According to critics, Facebook and others are not doing enough. According to the Center on Countering Digital Hate, Facebook is failing to label the majority of Russian propaganda. “The justification for the Russian war against Ukraine was built on Facebook,” the organization’s Chief Executive Iman Ahmed wrote on Tech Policy Press. Users are also experiencing the limitations of content moderation practices. On Friday, journalists at the German newspaper Frankfurter Rundschau reported that trolls and bots were flooding their social media accounts with pro-Putin messages. They could not manage this attack because Facebook limits the amount of comments that can be deleted to 10,000 per day.

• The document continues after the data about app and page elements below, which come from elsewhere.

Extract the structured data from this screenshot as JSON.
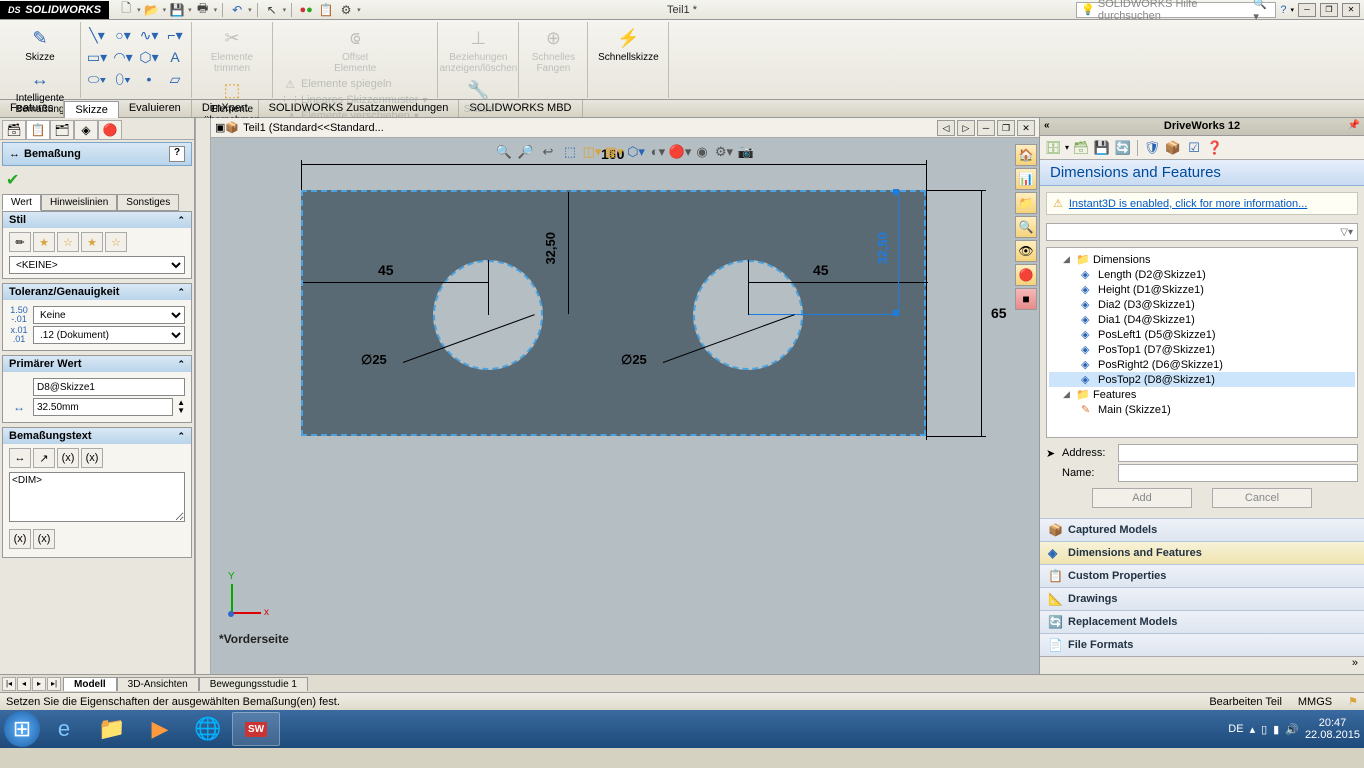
{
  "app": {
    "name": "SOLIDWORKS",
    "doc_title": "Teil1 *",
    "search_placeholder": "SOLIDWORKS Hilfe durchsuchen"
  },
  "ribbon": {
    "skizze": "Skizze",
    "intelligente_bemassung": "Intelligente\nBemaßung",
    "elemente_trimmen": "Elemente\ntrimmen",
    "elemente_uebernehmen": "Elemente\nübernehmen",
    "offset_elemente": "Offset\nElemente",
    "spiegeln": "Elemente spiegeln",
    "skizzenmuster": "Lineares Skizzenmuster",
    "verschieben": "Elemente verschieben",
    "beziehungen": "Beziehungen\nanzeigen/löschen",
    "skizze_reparieren": "Skizze\nreparieren",
    "schnelles_fangen": "Schnelles\nFangen",
    "schnellskizze": "Schnellskizze"
  },
  "tabs": {
    "features": "Features",
    "skizze": "Skizze",
    "evaluieren": "Evaluieren",
    "dimxpert": "DimXpert",
    "zusatz": "SOLIDWORKS Zusatzanwendungen",
    "mbd": "SOLIDWORKS MBD"
  },
  "pm": {
    "title": "Bemaßung",
    "tab_wert": "Wert",
    "tab_hinweis": "Hinweislinien",
    "tab_sonst": "Sonstiges",
    "stil": "Stil",
    "stil_select": "<KEINE>",
    "tol": "Toleranz/Genauigkeit",
    "tol_select": "Keine",
    "prec_select": ".12 (Dokument)",
    "prim": "Primärer Wert",
    "prim_name": "D8@Skizze1",
    "prim_val": "32.50mm",
    "dimtext": "Bemaßungstext",
    "dimtext_val": "<DIM>"
  },
  "breadcrumb": "Teil1  (Standard<<Standard...",
  "viewname": "*Vorderseite",
  "sketch": {
    "width": "160",
    "height": "65",
    "offset_l": "45",
    "offset_r": "45",
    "offset_v1": "32,50",
    "offset_v2": "32,50",
    "dia1": "∅25",
    "dia2": "∅25"
  },
  "dw": {
    "title": "DriveWorks 12",
    "subtitle": "Dimensions and Features",
    "warn": "Instant3D is enabled, click for more information...",
    "tree": {
      "dims": "Dimensions",
      "items": [
        "Length (D2@Skizze1)",
        "Height (D1@Skizze1)",
        "Dia2 (D3@Skizze1)",
        "Dia1 (D4@Skizze1)",
        "PosLeft1 (D5@Skizze1)",
        "PosTop1 (D7@Skizze1)",
        "PosRight2 (D6@Skizze1)",
        "PosTop2 (D8@Skizze1)"
      ],
      "feats": "Features",
      "feat_items": [
        "Main (Skizze1)"
      ]
    },
    "address": "Address:",
    "name": "Name:",
    "add": "Add",
    "cancel": "Cancel",
    "acc": [
      "Captured Models",
      "Dimensions and Features",
      "Custom Properties",
      "Drawings",
      "Replacement Models",
      "File Formats"
    ]
  },
  "bottom": {
    "modell": "Modell",
    "ansichten": "3D-Ansichten",
    "bewegung": "Bewegungsstudie 1"
  },
  "status": {
    "msg": "Setzen Sie die Eigenschaften der ausgewählten Bemaßung(en) fest.",
    "mode": "Bearbeiten Teil",
    "units": "MMGS"
  },
  "tray": {
    "lang": "DE",
    "time": "20:47",
    "date": "22.08.2015"
  },
  "triad": {
    "x": "x",
    "y": "Y"
  }
}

Putin’s war in Ukraine is only the latest example of the dangers of a social media business model that rewards divisive content. Algorithmic promotion and monetization of such content has played a role in the persecution of the Rohingya minority in Myanmar, the storming of the U.S. capitol by an angry mob unwilling to accept Donald Trump’s election defeat on January 6, 2021, and in a vocal anti-science movement during the Covid-19 pandemic. The catastrophic events in Ukraine add to the urgency to the EU’s plan to regulate these platforms in the Digital Services and Digital Markets Acts. But until then, citizens have to rely on their own judgement to tell right from wrong amid an overwhelming real-time information current (see here for a guide on what you can do).
Propaganda has been a part of war since the beginning of history, but never before could it be so widely spread beyond an actual conflict area and targeted to so many different audiences (see the article “Russia lies in four directions” as well as a Tech Policy Press interview with its author Clint Watts). “CNN brought once-distant wars into our living rooms, but TikTok and YouTube and Twitter have put them in our pockets,” writes Veronica Irwin in the Protocol Source Code newsletter. At least in countries with a free internet, the platform economy gives citizens around the world unprecedented access to independent and unfiltered information, such as eyewitness accounts from Ukraine. At the same time, the deluge of fake and harmful content is a powerful reminder that human-made technology is never neutral.